Entanglement and the indistinguishability of identical particles pose a great challenge to our intuition, owing to the lack of classical counterparts. In particular, the connection between these phenomena is often elusive, especially for many particles. Here, we trace back correlated behavior, such as many-particle interference and entanglement, to the permutation symmetry of few and many identical particles.
We first restrict ourselves to two particles, comparing uncorrelated, classical dynamics of distinguishable particles to the quantum behavior of identical bosons and fermions. Bunching of bosons is opposed to anti-bunching of fermions, but both species are equivalent sources for bipartite entanglement. The realms of indistinguishable and distinguishable particles are connected by a monotonic quantum-to-classical transition. As we move to larger systems, any attempt to understand many particles via the two-particle paradigm fails: In contrast to two-particle bunching and anti-bunching, the very same signals can be exhibited by bosons and fermions, whereas many bosons generate more multipartite entangled states than many fermions. Finally, the many-particle quantum-to-classical transition features experimentally confirmed non-monotonic structures.
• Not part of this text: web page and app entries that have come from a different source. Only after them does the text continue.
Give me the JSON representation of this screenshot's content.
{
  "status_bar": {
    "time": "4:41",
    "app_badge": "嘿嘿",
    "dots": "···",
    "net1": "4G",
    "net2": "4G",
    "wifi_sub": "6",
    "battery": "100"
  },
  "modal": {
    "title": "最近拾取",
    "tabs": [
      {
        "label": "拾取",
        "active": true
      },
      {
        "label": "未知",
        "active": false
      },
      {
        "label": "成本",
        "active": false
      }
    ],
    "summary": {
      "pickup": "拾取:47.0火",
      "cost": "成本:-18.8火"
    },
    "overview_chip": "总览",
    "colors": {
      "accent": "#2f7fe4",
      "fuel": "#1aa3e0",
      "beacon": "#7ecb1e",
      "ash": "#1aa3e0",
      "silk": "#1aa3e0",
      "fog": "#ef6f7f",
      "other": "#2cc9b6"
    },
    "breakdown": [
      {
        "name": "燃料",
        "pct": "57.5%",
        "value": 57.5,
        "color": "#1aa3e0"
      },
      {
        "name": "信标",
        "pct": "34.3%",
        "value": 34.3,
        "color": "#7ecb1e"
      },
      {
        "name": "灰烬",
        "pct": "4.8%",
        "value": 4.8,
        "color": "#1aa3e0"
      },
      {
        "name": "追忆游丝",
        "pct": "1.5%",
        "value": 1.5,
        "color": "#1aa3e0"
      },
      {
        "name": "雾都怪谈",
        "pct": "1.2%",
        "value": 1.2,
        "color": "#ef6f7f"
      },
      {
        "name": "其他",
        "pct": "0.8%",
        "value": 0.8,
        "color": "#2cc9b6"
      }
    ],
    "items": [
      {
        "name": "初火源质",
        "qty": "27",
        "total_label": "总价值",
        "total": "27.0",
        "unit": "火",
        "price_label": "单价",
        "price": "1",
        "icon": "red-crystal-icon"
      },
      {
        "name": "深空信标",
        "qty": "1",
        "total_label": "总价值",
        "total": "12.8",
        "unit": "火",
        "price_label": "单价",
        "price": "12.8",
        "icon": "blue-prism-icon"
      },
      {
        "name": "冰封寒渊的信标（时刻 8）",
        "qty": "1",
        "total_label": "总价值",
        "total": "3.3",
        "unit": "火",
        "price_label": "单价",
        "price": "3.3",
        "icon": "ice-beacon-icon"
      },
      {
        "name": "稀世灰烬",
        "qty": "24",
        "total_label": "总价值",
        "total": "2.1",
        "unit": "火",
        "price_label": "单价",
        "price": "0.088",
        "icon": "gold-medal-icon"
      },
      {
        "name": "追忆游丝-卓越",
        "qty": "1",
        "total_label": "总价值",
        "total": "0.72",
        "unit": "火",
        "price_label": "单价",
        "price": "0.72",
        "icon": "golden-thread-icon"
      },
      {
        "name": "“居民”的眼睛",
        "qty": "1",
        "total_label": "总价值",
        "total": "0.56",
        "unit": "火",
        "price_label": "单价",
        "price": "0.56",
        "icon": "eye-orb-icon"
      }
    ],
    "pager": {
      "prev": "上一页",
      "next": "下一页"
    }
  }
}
While the same physical principles govern small and large systems, it is the intrinsic complexity of many-particle interference that makes more particles behave differently.